"""
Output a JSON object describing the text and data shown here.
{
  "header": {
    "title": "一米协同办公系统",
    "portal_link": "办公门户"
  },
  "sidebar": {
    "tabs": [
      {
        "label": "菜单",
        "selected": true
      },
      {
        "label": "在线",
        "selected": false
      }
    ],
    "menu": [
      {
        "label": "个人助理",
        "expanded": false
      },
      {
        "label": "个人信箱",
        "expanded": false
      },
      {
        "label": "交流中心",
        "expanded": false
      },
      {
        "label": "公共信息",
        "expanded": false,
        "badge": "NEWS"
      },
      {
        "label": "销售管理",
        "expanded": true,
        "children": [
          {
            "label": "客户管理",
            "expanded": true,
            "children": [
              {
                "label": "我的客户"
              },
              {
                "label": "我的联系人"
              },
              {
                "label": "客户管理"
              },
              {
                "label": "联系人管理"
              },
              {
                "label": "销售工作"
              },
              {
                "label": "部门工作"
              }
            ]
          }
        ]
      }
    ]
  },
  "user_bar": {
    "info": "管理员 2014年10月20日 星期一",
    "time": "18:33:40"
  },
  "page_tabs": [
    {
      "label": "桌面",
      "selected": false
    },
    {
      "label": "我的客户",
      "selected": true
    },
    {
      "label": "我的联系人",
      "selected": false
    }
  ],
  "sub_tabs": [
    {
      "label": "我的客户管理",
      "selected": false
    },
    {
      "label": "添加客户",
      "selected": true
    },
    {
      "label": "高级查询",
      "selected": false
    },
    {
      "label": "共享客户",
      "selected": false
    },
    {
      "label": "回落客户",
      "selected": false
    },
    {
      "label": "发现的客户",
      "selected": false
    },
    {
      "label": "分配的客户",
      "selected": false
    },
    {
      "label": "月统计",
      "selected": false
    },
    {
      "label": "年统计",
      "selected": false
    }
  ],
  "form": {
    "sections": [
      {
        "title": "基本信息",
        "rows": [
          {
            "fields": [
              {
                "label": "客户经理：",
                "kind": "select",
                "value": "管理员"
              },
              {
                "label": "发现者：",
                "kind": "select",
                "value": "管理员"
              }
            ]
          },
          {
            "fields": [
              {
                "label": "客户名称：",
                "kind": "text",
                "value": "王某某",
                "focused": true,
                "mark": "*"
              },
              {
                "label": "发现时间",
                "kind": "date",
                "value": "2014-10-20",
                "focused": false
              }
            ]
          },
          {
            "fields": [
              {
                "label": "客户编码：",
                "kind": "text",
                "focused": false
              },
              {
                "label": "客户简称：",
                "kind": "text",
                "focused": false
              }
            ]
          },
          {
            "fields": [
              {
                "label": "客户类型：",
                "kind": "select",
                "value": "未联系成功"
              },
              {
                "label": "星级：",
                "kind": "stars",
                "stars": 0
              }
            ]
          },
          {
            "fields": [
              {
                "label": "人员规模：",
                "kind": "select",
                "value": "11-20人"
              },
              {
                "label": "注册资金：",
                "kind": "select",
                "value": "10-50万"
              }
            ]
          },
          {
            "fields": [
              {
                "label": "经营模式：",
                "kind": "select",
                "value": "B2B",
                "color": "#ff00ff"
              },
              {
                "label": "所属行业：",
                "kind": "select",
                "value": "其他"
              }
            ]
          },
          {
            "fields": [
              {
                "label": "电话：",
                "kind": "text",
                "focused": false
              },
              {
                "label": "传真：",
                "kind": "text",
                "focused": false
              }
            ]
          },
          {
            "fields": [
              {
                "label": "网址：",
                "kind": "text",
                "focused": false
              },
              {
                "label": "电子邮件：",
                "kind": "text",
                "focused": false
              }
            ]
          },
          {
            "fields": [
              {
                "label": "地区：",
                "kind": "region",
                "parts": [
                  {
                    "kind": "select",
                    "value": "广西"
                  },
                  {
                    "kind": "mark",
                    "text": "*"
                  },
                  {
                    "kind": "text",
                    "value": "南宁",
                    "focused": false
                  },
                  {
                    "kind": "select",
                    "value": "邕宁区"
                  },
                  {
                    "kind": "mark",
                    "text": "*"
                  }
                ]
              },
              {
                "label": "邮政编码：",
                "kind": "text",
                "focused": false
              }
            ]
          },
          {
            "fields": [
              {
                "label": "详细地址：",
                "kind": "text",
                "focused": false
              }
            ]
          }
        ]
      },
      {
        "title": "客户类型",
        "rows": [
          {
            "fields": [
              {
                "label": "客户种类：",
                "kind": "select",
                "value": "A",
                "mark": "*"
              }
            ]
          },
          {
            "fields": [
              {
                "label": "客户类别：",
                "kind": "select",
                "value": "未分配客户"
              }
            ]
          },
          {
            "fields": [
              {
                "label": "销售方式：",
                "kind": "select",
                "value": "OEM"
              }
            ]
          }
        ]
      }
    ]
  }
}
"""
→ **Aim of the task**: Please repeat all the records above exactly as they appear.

→ **Solution to this task**:
Output a JSON object describing the text and data shown here.
{
  "header": {
    "title": "一米协同办公系统",
    "portal_link": "办公门户"
  },
  "sidebar": {
    "tabs": [
      {
        "label": "菜单",
        "selected": true
      },
      {
        "label": "在线",
        "selected": false
      }
    ],
    "menu": [
      {
        "label": "个人助理",
        "expanded": false
      },
      {
        "label": "个人信箱",
        "expanded": false
      },
      {
        "label": "交流中心",
        "expanded": false
      },
      {
        "label": "公共信息",
        "expanded": false,
        "badge": "NEWS"
      },
      {
        "label": "销售管理",
        "expanded": true,
        "children": [
          {
            "label": "客户管理",
            "expanded": true,
            "children": [
              {
                "label": "我的客户"
              },
              {
                "label": "我的联系人"
              },
              {
                "label": "客户管理"
              },
              {
                "label": "联系人管理"
              },
              {
                "label": "销售工作"
              },
              {
                "label": "部门工作"
              }
            ]
          }
        ]
      }
    ]
  },
  "user_bar": {
    "info": "管理员 2014年10月20日 星期一",
    "time": "18:33:40"
  },
  "page_tabs": [
    {
      "label": "桌面",
      "selected": false
    },
    {
      "label": "我的客户",
      "selected": true
    },
    {
      "label": "我的联系人",
      "selected": false
    }
  ],
  "sub_tabs": [
    {
      "label": "我的客户管理",
      "selected": false
    },
    {
      "label": "添加客户",
      "selected": true
    },
    {
      "label": "高级查询",
      "selected": false
    },
    {
      "label": "共享客户",
      "selected": false
    },
    {
      "label": "回落客户",
      "selected": false
    },
    {
      "label": "发现的客户",
      "selected": false
    },
    {
      "label": "分配的客户",
      "selected": false
    },
    {
      "label": "月统计",
      "selected": false
    },
    {
      "label": "年统计",
      "selected": false
    }
  ],
  "form": {
    "sections": [
      {
        "title": "基本信息",
        "rows": [
          {
            "fields": [
              {
                "label": "客户经理：",
                "kind": "select",
                "value": "管理员"
              },
              {
                "label": "发现者：",
                "kind": "select",
                "value": "管理员"
              }
            ]
          },
          {
            "fields": [
              {
                "label": "客户名称：",
                "kind": "text",
                "value": "王某某",
                "focused": true,
                "mark": "*"
              },
              {
                "label": "发现时间",
                "kind": "date",
                "value": "2014-10-20",
                "focused": false
              }
            ]
          },
          {
            "fields": [
              {
                "label": "客户编码：",
                "kind": "text",
                "focused": false
              },
              {
                "label": "客户简称：",
                "kind": "text",
                "focused": false
              }
            ]
          },
          {
            "fields": [
              {
                "label": "客户类型：",
                "kind": "select",
                "value": "未联系成功"
              },
              {
                "label": "星级：",
                "kind": "stars",
                "stars": 0
              }
            ]
          },
          {
            "fields": [
              {
                "label": "人员规模：",
                "kind": "select",
                "value": "11-20人"
              },
              {
                "label": "注册资金：",
                "kind": "select",
                "value": "10-50万"
              }
            ]
          },
          {
            "fields": [
              {
                "label": "经营模式：",
                "kind": "select",
                "value": "B2B",
                "color": "#ff00ff"
              },
              {
                "label": "所属行业：",
                "kind": "select",
                "value": "其他"
              }
            ]
          },
          {
            "fields": [
              {
                "label": "电话：",
                "kind": "text",
                "focused": false
              },
              {
                "label": "传真：",
                "kind": "text",
                "focused": false
              }
            ]
          },
          {
            "fields": [
              {
                "label": "网址：",
                "kind": "text",
                "focused": false
              },
              {
                "label": "电子邮件：",
                "kind": "text",
                "focused": false
              }
            ]
          },
          {
            "fields": [
              {
                "label": "地区：",
                "kind": "region",
                "parts": [
                  {
                    "kind": "select",
                    "value": "广西"
                  },
                  {
                    "kind": "mark",
                    "text": "*"
                  },
                  {
                    "kind": "text",
                    "value": "南宁",
                    "focused": false
                  },
                  {
                    "kind": "select",
                    "value": "邕宁区"
                  },
                  {
                    "kind": "mark",
                    "text": "*"
                  }
                ]
              },
              {
                "label": "邮政编码：",
                "kind": "text",
                "focused": false
              }
            ]
          },
          {
            "fields": [
              {
                "label": "详细地址：",
                "kind": "text",
                "focused": false
              }
            ]
          }
        ]
      },
      {
        "title": "客户类型",
        "rows": [
          {
            "fields": [
              {
                "label": "客户种类：",
                "kind": "select",
                "value": "A",
                "mark": "*"
              }
            ]
          },
          {
            "fields": [
              {
                "label": "客户类别：",
                "kind": "select",
                "value": "未分配客户"
              }
            ]
          },
          {
            "fields": [
              {
                "label": "销售方式：",
                "kind": "select",
                "value": "OEM"
              }
            ]
          }
        ]
      }
    ]
  }
}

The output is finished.